SS Rajamouli’s film redefined the Indian blockbuster with its own spin on the fable around The Lion King. But what it lacked in originality, it made up for in pomp and grandeur. Such was the pan-India success of this (originally Telugu) film, that it soon became a yardstick for Hindi films. Films like Thugs Of Hindostan, Kalank and Manikarnika have tried to recreate the Baahubali pomp, but none of them have come even close to changing the course of the Indian blockbuster like the two-part Baahubali films.

12. An Insignificant Man
Vinay Shukla and Khushboo Ranka’s documentary around the meteoric rise of Arvind Kejriwal and the Aam Aadmi Party during the 2013 Delhi Elections, is one of the most important films of our times. Capturing the internal politics and the strong-arm maneuvers that resulted a group of IAC activists into astute politicians, An Insignificant Man documents something that will only seem greater in retrospect.

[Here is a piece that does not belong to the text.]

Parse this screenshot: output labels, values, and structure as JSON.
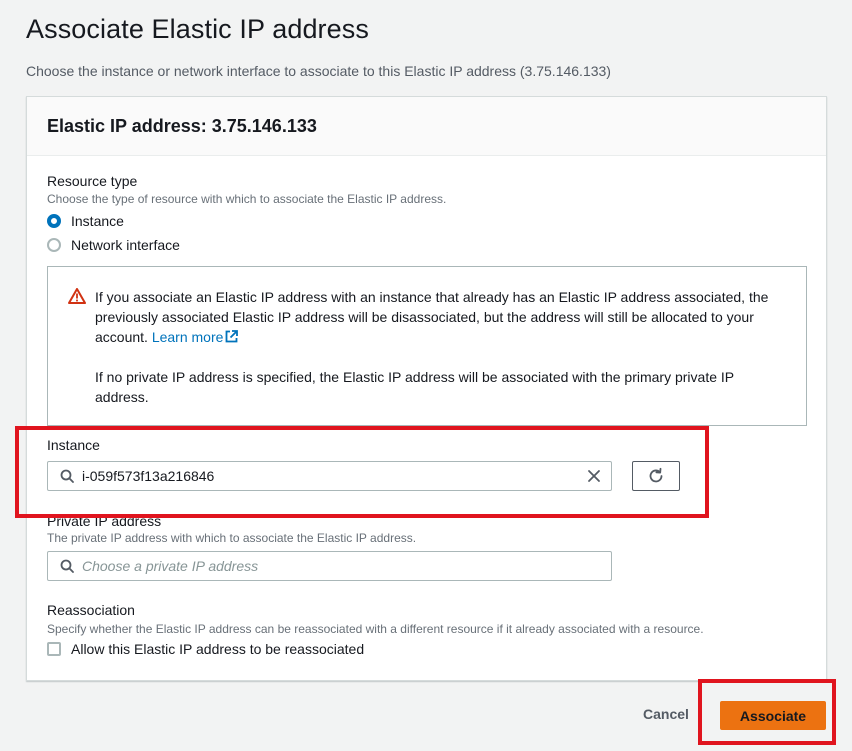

An Insignificant Man, Arvind Kejriwal, Politicial documentary, Sheila Dixit, Narendra Modi, Vinay Shukla, Khushboo Ranka, Anand Gandhi

13. Badhaai Ho
Quietly perfecting the Ayushmann Khurrana formulae over the year, Badhaai Ho became Khurrana’s first film to earn over 200 crore. Talking about the slippery topic of a middle-aged pregnancy, the film addressed the Indian parents’ sex lives with humour, warmth and a generous dose of progressive values. Capturing the tender romance between the characters of Neena Gupta and Gajraj Rao, the film also featured a great performance from Surekha Sikri, as the aged mother-in-law.

14. Article 15
Anubhav Sinha’s film about a city-bred, upper-caste cop investigating the rape and murder of three Dalit women, became one of the few Indian films to discuss the prevalence of caste system in full public view. In spite of its saviour complex, Article 15 embraced the rules of a mainstream Hindi film without being frivolous about its politics. And the film’s commitment towards saying its bit, comes through in the way the cops discuss their political leanings by talking about party symbols.

15. Gully Boy
Zoya Akhtar’s film about Mumbai’s underground gully rap scene might not have been the most potent films of the year, but it certainly changed things for Hindi cinema. Telling the typical underdog story with compelling performances by Ranveer Singh, Alia Bhatt and a great supporting cast, Gully Boy managed something rare: not make a mockery of a subculture far removed from mainstream Bollywood sensibility.